By the time I reached Micronesia, the Chinese population had grown, since tourists and business men started to grow exponentially. Palau is to mainland China what Mexico is to the rest of North America, a cheap and tropical little play land for the hard working to go and chillax. I happened to be in Palau for Chinese New Year, so there were literally thousands of them, filling every hotel and tour the island had to offer. Right after I went to Saipan, which and has successfully marketed car rentals (mostly Hummers and Mustang convertibles) as a tourist trap for teeny little Chinese and Japanese drivers that have rarely driven anything bigger than a Yaris.

boatloads of Chinese tourists empty out at the Milky Way in Palau's Rock Islands

boatloads of Chinese tourists empty out at the Milky Way in Palau’s Rock Islands

After coming to mainland China on my way back home, I decided I like Chinese locals much more than Chinese tourists. The worst experience I had with them was trying to snorkel around the Rock Islands and the famous Jelly fish lake – imagine a hundred black-haired people in leotard unisuits and life jackets flailing around in a sea they don’t know how to swim in, but meanwhile trying to look at all the pretty fishies through their awkwardly fitting snorkel masks, and every once in a while trying to adjust their snorkels while standing up on some super fragile coral or trying their best to pull out some clam shells or pick up some stingerless jellyfish to take home. There’s something about personal space they don’t respect above ground either (I’ve often been walked through by groups of Chinese tourists), but underwater (especially when I don’t have a life jacket) is a bit more dangerous, and I definitely choked on a few mouthfuls of seawater as floating Chinese kids thrashed into me or over me.

The best experience I’ve had with the Chinese was thanks to China Southern Airline. First of all, I was able to book a last-minute one-way ticket from Taipei to London for less than 500 euros, which is 2 flights connecting in Guangzhou, China. Upon checking in, I was informed I had a Premium Economy ticket, which would rival most other airlines first class cabins. I had a big comfy reclining seat with a foot rest and extra leg and arm room, a meal with wine, and free entertainment, just on the short 2 hour hop between Taipei and Gangzhou. I was expecting a shitty 16 hour overnight layover in the airport (which made sense since the ticket was so cheap), but then China Southern offers a complimentary hotel stay for connections over 8 hours. I’m not talking about a flight delay, but simply a layover entitles me to a 45 min shuttle to a beautiful hotel, where I was given a 3 bedroom suite, free breakfast, and a transfer back to the hotel, all for free. I literally couldn’t believe it, and thought it was some sort of scam and I’d have to pay later, but after drinking some Chinese tea while soaking in a bubble bath, I jumped for joy onto my queen sized bed, but realized a little too late that the bed was rock hard.
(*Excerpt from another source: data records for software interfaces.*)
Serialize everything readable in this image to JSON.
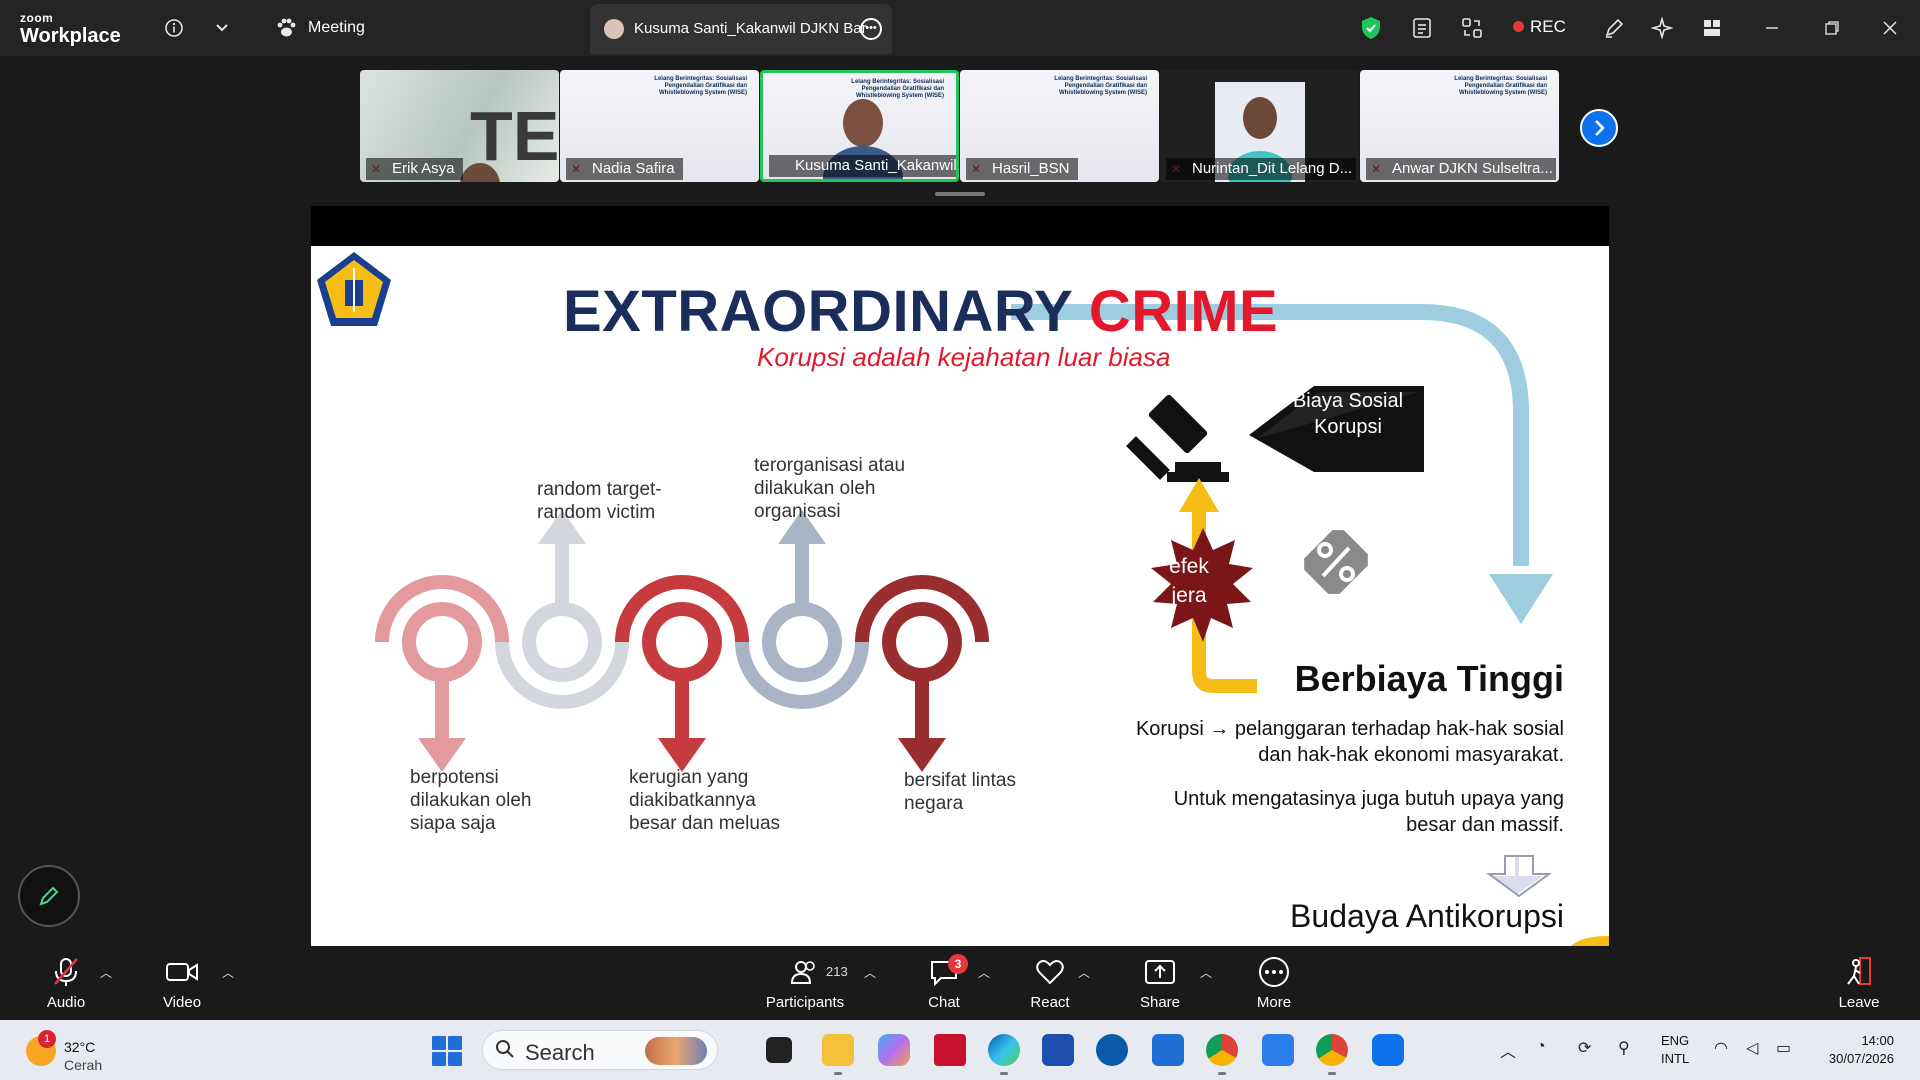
{
  "topbar": {
    "brand_small": "zoom",
    "brand_big": "Workplace",
    "meeting_label": "Meeting",
    "tab_title": "Kusuma Santi_Kakanwil DJKN Bar",
    "rec_label": "REC"
  },
  "thumbnails": [
    {
      "name": "Erik Asya",
      "type": "camera"
    },
    {
      "name": "Nadia Safira",
      "type": "slide"
    },
    {
      "name": "Kusuma Santi_Kakanwil D...",
      "type": "camera",
      "active": true
    },
    {
      "name": "Hasril_BSN",
      "type": "slide"
    },
    {
      "name": "Nurintan_Dit Lelang D...",
      "type": "camera"
    },
    {
      "name": "Anwar DJKN Sulseltra...",
      "type": "slide"
    }
  ],
  "thumb_slide_text": "Lelang Berintegritas: Sosialisasi Pengendalian Gratifikasi dan Whistleblowing System (WISE)",
  "slide": {
    "title_dark": "EXTRAORDINARY",
    "title_red": "CRIME",
    "subtitle": "Korupsi adalah kejahatan luar biasa",
    "up_labels": [
      "random target-\nrandom victim",
      "terorganisasi atau\ndilakukan oleh\norganisasi"
    ],
    "down_labels": [
      "berpotensi\ndilakukan oleh\nsiapa saja",
      "kerugian yang\ndiakibatkannya\nbesar dan meluas",
      "bersifat lintas\nnegara"
    ],
    "biaya_label": "Biaya Sosial\nKorupsi",
    "efek_label": "efek\njera",
    "berbiaya": "Berbiaya Tinggi",
    "korupsi_text": "Korupsi → pelanggaran terhadap hak-hak sosial dan hak-hak ekonomi masyarakat.",
    "mengatasi_text": "Untuk mengatasinya juga butuh upaya yang besar dan massif.",
    "budaya": "Budaya Antikorupsi",
    "colors": {
      "navy": "#1b2d5a",
      "red": "#e3182c",
      "light_blue": "#9ecde0",
      "yellow": "#f6bd16"
    }
  },
  "toolbar": {
    "audio": "Audio",
    "video": "Video",
    "participants": "Participants",
    "participants_count": "213",
    "chat": "Chat",
    "chat_badge": "3",
    "react": "React",
    "share": "Share",
    "more": "More",
    "leave": "Leave"
  },
  "taskbar": {
    "weather_badge": "1",
    "temp": "32°C",
    "condition": "Cerah",
    "search_label": "Search",
    "lang_1": "ENG",
    "lang_2": "INTL",
    "time": "14:00",
    "date": "30/07/2026"
  }
}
Its hard to imagine the pacific without the Chinese, but I did try. Maybe it would mean less industrialized islands with more self-sufficiency, not depending on shipments or trade… or maybe their seas wouldn’t be as exploited by the harvest of nearly everything edible (including coral). Or maybe the islands would have long gone under, tired of living with such limited resources and simple diets. Or maybe the Australians, Kiwis and Americans would have just filled the gaps instead… who knows. All I can say for sure is the Pacific economy would be totally different without the Chinese, and I wouldn’t have eaten nearly as well without them during my trip.